## Try it
Down to the last line, repeat the entries exactly.
****
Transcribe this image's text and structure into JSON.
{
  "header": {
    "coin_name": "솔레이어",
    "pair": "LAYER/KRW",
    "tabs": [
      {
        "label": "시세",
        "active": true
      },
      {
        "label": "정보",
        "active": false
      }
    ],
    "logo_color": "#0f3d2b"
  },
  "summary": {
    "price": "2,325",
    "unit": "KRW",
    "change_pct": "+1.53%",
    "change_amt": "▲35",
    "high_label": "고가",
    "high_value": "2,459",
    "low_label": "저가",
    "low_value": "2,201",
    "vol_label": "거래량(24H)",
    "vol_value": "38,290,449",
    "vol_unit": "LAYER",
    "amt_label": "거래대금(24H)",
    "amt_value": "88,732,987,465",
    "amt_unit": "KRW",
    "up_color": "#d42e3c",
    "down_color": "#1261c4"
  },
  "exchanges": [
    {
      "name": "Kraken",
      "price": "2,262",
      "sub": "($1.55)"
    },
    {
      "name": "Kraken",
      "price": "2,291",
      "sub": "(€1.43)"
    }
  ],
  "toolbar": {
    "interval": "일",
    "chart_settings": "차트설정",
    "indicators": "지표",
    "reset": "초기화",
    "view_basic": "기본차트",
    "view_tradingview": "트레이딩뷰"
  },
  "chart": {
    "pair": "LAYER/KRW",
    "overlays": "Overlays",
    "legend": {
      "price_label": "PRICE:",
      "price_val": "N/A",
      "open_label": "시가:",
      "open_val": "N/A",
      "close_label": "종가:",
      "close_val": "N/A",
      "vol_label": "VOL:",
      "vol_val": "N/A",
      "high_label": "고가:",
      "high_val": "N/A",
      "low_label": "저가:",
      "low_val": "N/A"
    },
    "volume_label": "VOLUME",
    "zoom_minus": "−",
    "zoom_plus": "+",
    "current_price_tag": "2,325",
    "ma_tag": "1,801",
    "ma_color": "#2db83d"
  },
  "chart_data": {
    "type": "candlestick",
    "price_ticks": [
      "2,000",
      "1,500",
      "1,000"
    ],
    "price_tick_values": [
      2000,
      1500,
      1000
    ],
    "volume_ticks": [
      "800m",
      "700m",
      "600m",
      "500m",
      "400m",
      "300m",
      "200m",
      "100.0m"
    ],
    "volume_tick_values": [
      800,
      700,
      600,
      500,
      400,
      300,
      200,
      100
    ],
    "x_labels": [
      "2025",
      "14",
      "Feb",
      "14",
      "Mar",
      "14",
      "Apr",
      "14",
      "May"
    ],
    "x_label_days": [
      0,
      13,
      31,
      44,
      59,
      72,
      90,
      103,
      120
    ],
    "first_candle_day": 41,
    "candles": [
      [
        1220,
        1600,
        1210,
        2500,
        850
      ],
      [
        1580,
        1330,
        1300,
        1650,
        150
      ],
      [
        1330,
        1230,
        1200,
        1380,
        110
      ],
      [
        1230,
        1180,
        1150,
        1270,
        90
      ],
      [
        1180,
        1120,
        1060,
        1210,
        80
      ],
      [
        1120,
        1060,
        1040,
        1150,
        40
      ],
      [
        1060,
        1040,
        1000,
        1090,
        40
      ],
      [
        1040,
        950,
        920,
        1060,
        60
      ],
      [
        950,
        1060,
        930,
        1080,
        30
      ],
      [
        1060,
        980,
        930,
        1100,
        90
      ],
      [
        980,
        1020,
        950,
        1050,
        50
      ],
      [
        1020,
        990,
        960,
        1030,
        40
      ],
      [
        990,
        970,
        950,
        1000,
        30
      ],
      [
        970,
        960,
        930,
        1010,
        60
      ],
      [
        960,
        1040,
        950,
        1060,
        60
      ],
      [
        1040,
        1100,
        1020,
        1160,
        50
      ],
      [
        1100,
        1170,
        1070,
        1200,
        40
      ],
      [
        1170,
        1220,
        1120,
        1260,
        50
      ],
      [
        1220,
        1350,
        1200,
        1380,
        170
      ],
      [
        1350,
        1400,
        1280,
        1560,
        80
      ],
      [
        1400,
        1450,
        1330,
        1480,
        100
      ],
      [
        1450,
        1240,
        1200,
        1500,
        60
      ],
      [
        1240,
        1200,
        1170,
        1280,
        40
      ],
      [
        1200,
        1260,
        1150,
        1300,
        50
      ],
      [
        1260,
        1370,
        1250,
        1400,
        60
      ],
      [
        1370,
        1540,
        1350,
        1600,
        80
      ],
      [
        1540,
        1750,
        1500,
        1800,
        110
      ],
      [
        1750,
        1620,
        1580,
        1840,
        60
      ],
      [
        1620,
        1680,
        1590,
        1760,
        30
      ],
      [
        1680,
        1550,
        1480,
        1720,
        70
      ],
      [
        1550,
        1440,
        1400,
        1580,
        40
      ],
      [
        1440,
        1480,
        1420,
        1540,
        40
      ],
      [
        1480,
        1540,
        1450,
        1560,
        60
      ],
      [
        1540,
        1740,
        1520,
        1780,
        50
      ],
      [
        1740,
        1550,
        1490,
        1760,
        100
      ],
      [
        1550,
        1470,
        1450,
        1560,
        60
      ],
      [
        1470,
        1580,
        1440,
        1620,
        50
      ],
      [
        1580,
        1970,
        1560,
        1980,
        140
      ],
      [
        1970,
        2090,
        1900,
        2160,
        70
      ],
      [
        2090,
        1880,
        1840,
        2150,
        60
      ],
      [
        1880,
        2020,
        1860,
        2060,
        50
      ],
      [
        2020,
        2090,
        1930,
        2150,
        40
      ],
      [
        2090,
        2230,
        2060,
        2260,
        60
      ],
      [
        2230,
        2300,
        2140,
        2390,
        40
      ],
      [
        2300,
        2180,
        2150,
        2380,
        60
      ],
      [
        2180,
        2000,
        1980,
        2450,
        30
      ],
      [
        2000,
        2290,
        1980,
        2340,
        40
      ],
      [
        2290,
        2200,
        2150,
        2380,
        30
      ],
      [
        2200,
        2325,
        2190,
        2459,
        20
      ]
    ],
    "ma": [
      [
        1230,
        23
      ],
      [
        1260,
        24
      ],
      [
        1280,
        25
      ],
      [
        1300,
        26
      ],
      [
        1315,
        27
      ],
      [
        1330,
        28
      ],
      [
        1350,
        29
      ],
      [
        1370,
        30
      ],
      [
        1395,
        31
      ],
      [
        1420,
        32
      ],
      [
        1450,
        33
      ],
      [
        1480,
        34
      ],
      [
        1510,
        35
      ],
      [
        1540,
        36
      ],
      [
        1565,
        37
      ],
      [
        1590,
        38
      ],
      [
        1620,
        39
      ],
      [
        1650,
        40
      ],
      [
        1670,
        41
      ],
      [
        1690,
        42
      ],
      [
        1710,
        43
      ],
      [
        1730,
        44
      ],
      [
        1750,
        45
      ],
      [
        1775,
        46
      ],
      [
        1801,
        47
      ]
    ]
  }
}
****
## Task solution
Transcribe this image's text and structure into JSON.
{
  "header": {
    "coin_name": "솔레이어",
    "pair": "LAYER/KRW",
    "tabs": [
      {
        "label": "시세",
        "active": true
      },
      {
        "label": "정보",
        "active": false
      }
    ],
    "logo_color": "#0f3d2b"
  },
  "summary": {
    "price": "2,325",
    "unit": "KRW",
    "change_pct": "+1.53%",
    "change_amt": "▲35",
    "high_label": "고가",
    "high_value": "2,459",
    "low_label": "저가",
    "low_value": "2,201",
    "vol_label": "거래량(24H)",
    "vol_value": "38,290,449",
    "vol_unit": "LAYER",
    "amt_label": "거래대금(24H)",
    "amt_value": "88,732,987,465",
    "amt_unit": "KRW",
    "up_color": "#d42e3c",
    "down_color": "#1261c4"
  },
  "exchanges": [
    {
      "name": "Kraken",
      "price": "2,262",
      "sub": "($1.55)"
    },
    {
      "name": "Kraken",
      "price": "2,291",
      "sub": "(€1.43)"
    }
  ],
  "toolbar": {
    "interval": "일",
    "chart_settings": "차트설정",
    "indicators": "지표",
    "reset": "초기화",
    "view_basic": "기본차트",
    "view_tradingview": "트레이딩뷰"
  },
  "chart": {
    "pair": "LAYER/KRW",
    "overlays": "Overlays",
    "legend": {
      "price_label": "PRICE:",
      "price_val": "N/A",
      "open_label": "시가:",
      "open_val": "N/A",
      "close_label": "종가:",
      "close_val": "N/A",
      "vol_label": "VOL:",
      "vol_val": "N/A",
      "high_label": "고가:",
      "high_val": "N/A",
      "low_label": "저가:",
      "low_val": "N/A"
    },
    "volume_label": "VOLUME",
    "zoom_minus": "−",
    "zoom_plus": "+",
    "current_price_tag": "2,325",
    "ma_tag": "1,801",
    "ma_color": "#2db83d"
  },
  "chart_data": {
    "type": "candlestick",
    "price_ticks": [
      "2,000",
      "1,500",
      "1,000"
    ],
    "price_tick_values": [
      2000,
      1500,
      1000
    ],
    "volume_ticks": [
      "800m",
      "700m",
      "600m",
      "500m",
      "400m",
      "300m",
      "200m",
      "100.0m"
    ],
    "volume_tick_values": [
      800,
      700,
      600,
      500,
      400,
      300,
      200,
      100
    ],
    "x_labels": [
      "2025",
      "14",
      "Feb",
      "14",
      "Mar",
      "14",
      "Apr",
      "14",
      "May"
    ],
    "x_label_days": [
      0,
      13,
      31,
      44,
      59,
      72,
      90,
      103,
      120
    ],
    "first_candle_day": 41,
    "candles": [
      [
        1220,
        1600,
        1210,
        2500,
        850
      ],
      [
        1580,
        1330,
        1300,
        1650,
        150
      ],
      [
        1330,
        1230,
        1200,
        1380,
        110
      ],
      [
        1230,
        1180,
        1150,
        1270,
        90
      ],
      [
        1180,
        1120,
        1060,
        1210,
        80
      ],
      [
        1120,
        1060,
        1040,
        1150,
        40
      ],
      [
        1060,
        1040,
        1000,
        1090,
        40
      ],
      [
        1040,
        950,
        920,
        1060,
        60
      ],
      [
        950,
        1060,
        930,
        1080,
        30
      ],
      [
        1060,
        980,
        930,
        1100,
        90
      ],
      [
        980,
        1020,
        950,
        1050,
        50
      ],
      [
        1020,
        990,
        960,
        1030,
        40
      ],
      [
        990,
        970,
        950,
        1000,
        30
      ],
      [
        970,
        960,
        930,
        1010,
        60
      ],
      [
        960,
        1040,
        950,
        1060,
        60
      ],
      [
        1040,
        1100,
        1020,
        1160,
        50
      ],
      [
        1100,
        1170,
        1070,
        1200,
        40
      ],
      [
        1170,
        1220,
        1120,
        1260,
        50
      ],
      [
        1220,
        1350,
        1200,
        1380,
        170
      ],
      [
        1350,
        1400,
        1280,
        1560,
        80
      ],
      [
        1400,
        1450,
        1330,
        1480,
        100
      ],
      [
        1450,
        1240,
        1200,
        1500,
        60
      ],
      [
        1240,
        1200,
        1170,
        1280,
        40
      ],
      [
        1200,
        1260,
        1150,
        1300,
        50
      ],
      [
        1260,
        1370,
        1250,
        1400,
        60
      ],
      [
        1370,
        1540,
        1350,
        1600,
        80
      ],
      [
        1540,
        1750,
        1500,
        1800,
        110
      ],
      [
        1750,
        1620,
        1580,
        1840,
        60
      ],
      [
        1620,
        1680,
        1590,
        1760,
        30
      ],
      [
        1680,
        1550,
        1480,
        1720,
        70
      ],
      [
        1550,
        1440,
        1400,
        1580,
        40
      ],
      [
        1440,
        1480,
        1420,
        1540,
        40
      ],
      [
        1480,
        1540,
        1450,
        1560,
        60
      ],
      [
        1540,
        1740,
        1520,
        1780,
        50
      ],
      [
        1740,
        1550,
        1490,
        1760,
        100
      ],
      [
        1550,
        1470,
        1450,
        1560,
        60
      ],
      [
        1470,
        1580,
        1440,
        1620,
        50
      ],
      [
        1580,
        1970,
        1560,
        1980,
        140
      ],
      [
        1970,
        2090,
        1900,
        2160,
        70
      ],
      [
        2090,
        1880,
        1840,
        2150,
        60
      ],
      [
        1880,
        2020,
        1860,
        2060,
        50
      ],
      [
        2020,
        2090,
        1930,
        2150,
        40
      ],
      [
        2090,
        2230,
        2060,
        2260,
        60
      ],
      [
        2230,
        2300,
        2140,
        2390,
        40
      ],
      [
        2300,
        2180,
        2150,
        2380,
        60
      ],
      [
        2180,
        2000,
        1980,
        2450,
        30
      ],
      [
        2000,
        2290,
        1980,
        2340,
        40
      ],
      [
        2290,
        2200,
        2150,
        2380,
        30
      ],
      [
        2200,
        2325,
        2190,
        2459,
        20
      ]
    ],
    "ma": [
      [
        1230,
        23
      ],
      [
        1260,
        24
      ],
      [
        1280,
        25
      ],
      [
        1300,
        26
      ],
      [
        1315,
        27
      ],
      [
        1330,
        28
      ],
      [
        1350,
        29
      ],
      [
        1370,
        30
      ],
      [
        1395,
        31
      ],
      [
        1420,
        32
      ],
      [
        1450,
        33
      ],
      [
        1480,
        34
      ],
      [
        1510,
        35
      ],
      [
        1540,
        36
      ],
      [
        1565,
        37
      ],
      [
        1590,
        38
      ],
      [
        1620,
        39
      ],
      [
        1650,
        40
      ],
      [
        1670,
        41
      ],
      [
        1690,
        42
      ],
      [
        1710,
        43
      ],
      [
        1730,
        44
      ],
      [
        1750,
        45
      ],
      [
        1775,
        46
      ],
      [
        1801,
        47
      ]
    ]
  }
}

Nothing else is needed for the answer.